(Data entries)
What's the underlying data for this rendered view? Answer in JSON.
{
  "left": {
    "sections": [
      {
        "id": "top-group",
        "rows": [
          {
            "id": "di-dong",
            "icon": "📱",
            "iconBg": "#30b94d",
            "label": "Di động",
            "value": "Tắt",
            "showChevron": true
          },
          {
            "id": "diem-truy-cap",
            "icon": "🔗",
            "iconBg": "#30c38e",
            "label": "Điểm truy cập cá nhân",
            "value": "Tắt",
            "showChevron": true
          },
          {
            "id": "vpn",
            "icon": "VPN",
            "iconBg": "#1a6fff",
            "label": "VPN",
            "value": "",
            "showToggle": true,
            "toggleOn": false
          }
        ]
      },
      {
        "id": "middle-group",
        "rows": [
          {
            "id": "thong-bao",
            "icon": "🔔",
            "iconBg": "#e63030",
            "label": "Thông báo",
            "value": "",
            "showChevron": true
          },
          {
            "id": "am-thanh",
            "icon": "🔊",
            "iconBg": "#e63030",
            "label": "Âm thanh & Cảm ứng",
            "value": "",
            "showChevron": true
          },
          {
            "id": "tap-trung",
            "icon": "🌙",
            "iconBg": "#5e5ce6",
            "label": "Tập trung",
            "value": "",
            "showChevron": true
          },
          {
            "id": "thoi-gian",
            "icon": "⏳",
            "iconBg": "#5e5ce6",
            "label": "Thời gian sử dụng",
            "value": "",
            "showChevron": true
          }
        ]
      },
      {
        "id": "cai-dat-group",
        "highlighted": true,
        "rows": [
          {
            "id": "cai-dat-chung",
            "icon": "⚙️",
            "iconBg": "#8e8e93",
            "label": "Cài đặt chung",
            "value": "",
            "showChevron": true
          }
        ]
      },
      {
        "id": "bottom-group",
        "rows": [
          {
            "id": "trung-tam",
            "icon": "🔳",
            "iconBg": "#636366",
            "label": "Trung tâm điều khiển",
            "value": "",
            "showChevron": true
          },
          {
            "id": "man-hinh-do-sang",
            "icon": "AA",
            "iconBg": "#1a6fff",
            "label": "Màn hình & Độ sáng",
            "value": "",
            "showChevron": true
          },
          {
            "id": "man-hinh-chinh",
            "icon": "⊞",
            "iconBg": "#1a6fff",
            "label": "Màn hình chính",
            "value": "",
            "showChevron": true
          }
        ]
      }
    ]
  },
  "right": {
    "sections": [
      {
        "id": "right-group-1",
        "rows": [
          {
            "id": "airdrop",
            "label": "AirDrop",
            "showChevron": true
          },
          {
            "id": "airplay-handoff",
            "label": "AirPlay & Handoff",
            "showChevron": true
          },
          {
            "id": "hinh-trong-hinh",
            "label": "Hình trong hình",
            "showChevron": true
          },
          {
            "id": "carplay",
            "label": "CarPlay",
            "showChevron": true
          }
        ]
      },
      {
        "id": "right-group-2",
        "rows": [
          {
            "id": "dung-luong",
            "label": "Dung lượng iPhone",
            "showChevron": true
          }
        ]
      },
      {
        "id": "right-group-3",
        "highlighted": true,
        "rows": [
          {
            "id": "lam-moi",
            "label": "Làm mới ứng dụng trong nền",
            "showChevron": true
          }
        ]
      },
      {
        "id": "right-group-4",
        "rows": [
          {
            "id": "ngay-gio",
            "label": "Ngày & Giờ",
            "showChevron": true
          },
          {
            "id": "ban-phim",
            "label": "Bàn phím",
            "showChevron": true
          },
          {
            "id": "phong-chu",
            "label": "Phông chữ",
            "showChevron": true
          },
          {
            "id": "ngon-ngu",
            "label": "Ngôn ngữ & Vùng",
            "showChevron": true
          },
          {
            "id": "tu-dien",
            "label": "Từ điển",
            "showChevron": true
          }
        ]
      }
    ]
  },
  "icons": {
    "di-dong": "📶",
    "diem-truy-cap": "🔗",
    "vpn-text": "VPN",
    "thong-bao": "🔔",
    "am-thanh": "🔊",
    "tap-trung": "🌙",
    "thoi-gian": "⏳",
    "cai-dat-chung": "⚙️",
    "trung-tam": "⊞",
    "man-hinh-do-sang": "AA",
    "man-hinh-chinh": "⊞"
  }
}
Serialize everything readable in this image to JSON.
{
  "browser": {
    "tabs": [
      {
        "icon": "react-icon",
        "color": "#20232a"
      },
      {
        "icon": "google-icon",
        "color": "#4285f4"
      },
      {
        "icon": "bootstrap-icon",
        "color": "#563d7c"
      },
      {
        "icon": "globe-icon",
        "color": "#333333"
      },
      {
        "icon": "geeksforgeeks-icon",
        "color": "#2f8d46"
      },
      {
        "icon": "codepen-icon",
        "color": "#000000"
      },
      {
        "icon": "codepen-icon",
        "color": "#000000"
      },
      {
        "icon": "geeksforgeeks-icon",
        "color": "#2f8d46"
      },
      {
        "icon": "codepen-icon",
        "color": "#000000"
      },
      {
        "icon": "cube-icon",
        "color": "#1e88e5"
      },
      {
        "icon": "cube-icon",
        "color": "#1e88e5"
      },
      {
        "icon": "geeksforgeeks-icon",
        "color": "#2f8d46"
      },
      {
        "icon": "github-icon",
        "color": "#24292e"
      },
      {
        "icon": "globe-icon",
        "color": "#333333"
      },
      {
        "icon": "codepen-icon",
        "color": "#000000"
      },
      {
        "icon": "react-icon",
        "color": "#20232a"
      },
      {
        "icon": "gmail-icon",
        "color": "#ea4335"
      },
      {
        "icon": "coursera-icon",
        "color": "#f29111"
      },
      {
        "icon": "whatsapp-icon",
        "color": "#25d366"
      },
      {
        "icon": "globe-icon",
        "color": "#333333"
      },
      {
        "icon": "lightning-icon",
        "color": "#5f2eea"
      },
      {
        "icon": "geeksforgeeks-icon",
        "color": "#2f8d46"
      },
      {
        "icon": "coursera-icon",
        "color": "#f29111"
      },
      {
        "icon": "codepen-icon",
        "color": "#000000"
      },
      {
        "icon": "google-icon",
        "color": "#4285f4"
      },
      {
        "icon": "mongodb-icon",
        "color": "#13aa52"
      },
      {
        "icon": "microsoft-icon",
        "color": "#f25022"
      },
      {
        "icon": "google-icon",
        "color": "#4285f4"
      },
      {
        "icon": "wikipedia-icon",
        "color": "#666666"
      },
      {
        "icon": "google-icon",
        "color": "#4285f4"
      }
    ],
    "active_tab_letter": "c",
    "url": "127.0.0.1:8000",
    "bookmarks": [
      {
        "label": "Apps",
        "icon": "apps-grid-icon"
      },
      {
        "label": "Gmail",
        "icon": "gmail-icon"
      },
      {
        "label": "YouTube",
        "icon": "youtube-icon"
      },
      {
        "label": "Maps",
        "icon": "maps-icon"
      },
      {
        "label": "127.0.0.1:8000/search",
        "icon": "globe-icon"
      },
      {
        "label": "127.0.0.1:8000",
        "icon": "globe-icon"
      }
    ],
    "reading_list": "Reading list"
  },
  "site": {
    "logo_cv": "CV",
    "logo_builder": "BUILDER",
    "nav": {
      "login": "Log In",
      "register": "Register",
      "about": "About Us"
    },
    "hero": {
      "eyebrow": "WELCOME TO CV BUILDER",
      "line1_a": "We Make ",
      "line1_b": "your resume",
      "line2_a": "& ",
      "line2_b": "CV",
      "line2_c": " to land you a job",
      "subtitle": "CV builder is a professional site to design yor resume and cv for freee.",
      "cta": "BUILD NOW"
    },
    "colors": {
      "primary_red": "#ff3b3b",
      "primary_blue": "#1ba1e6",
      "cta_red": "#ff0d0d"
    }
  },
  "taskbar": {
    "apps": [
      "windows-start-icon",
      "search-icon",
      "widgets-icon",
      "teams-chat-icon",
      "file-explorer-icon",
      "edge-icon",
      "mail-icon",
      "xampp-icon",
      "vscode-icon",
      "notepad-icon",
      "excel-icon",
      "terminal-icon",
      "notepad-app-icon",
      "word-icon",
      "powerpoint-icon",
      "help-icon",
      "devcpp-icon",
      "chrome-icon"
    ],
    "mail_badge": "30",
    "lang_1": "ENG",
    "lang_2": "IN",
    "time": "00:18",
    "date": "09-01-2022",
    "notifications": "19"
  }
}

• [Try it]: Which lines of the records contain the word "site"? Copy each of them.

• [Solution to this exercise]:
  "site": {
      "subtitle": "CV builder is a professional site to design yor resume and cv for freee.",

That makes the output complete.